(Interface dataset entries)
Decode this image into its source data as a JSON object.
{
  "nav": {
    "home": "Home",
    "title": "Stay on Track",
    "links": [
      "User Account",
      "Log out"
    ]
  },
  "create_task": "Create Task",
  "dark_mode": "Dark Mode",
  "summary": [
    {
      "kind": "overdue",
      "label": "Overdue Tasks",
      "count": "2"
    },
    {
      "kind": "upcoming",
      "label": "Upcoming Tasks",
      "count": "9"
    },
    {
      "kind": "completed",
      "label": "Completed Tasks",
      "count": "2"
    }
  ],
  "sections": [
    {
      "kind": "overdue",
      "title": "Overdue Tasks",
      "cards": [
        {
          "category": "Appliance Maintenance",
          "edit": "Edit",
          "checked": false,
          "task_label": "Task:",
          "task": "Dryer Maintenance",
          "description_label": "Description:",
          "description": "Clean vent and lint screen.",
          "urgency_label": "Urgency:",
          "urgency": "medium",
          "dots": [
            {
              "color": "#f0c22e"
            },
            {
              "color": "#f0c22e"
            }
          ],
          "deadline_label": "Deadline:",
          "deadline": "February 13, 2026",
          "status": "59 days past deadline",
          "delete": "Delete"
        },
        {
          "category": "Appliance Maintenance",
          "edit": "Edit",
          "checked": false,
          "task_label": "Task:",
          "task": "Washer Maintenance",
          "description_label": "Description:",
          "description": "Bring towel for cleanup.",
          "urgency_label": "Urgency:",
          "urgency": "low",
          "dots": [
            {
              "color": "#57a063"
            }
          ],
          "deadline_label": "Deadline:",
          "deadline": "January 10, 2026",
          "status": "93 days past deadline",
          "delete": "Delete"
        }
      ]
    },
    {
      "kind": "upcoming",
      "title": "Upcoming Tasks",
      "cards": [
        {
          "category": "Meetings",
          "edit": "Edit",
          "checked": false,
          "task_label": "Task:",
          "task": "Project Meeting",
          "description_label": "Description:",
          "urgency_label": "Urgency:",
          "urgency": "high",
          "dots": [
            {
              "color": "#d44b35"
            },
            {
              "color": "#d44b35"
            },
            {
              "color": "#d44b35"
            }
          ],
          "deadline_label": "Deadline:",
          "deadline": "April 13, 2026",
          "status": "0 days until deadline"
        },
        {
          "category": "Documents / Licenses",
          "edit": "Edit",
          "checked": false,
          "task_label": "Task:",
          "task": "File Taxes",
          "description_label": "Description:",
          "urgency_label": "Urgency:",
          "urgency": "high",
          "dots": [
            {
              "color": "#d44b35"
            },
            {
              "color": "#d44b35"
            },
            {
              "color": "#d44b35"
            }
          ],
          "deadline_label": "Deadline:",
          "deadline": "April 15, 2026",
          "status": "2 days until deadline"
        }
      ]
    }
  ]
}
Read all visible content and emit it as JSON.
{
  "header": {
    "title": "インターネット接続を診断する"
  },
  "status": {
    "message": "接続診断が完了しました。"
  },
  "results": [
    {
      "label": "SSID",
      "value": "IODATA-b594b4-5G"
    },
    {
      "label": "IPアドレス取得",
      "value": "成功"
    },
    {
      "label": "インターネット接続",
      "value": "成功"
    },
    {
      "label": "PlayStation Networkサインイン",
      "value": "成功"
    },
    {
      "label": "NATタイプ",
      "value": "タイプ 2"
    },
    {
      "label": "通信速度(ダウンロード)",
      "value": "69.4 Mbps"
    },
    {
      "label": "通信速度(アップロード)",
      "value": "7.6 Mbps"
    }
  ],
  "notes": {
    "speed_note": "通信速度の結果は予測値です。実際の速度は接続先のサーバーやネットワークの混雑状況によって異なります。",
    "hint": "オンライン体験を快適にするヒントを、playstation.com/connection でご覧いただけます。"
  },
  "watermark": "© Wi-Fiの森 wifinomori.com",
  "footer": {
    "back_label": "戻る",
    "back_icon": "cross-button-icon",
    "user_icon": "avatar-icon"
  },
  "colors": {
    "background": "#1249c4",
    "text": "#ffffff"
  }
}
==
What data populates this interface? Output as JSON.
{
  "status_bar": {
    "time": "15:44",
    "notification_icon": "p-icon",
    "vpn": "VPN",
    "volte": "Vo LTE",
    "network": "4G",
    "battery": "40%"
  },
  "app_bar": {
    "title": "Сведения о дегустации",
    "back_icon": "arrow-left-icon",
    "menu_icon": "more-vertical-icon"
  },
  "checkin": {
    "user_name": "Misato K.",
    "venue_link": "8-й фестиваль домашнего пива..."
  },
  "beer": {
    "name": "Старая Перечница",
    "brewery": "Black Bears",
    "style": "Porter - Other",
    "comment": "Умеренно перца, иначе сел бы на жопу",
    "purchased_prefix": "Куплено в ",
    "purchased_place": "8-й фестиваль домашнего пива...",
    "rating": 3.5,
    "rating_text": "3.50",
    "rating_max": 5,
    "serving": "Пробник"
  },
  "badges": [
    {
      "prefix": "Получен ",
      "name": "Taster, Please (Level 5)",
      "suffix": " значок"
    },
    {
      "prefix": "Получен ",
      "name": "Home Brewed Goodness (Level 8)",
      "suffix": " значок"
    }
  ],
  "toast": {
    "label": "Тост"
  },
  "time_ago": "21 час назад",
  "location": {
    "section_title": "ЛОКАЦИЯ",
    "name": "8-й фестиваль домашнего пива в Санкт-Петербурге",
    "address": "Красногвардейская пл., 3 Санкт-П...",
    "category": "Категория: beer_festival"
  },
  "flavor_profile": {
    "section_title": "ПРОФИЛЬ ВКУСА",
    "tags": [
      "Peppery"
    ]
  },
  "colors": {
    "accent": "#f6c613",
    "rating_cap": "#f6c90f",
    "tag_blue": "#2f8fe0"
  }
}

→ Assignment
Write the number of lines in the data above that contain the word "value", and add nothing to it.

→ Finished exercise
7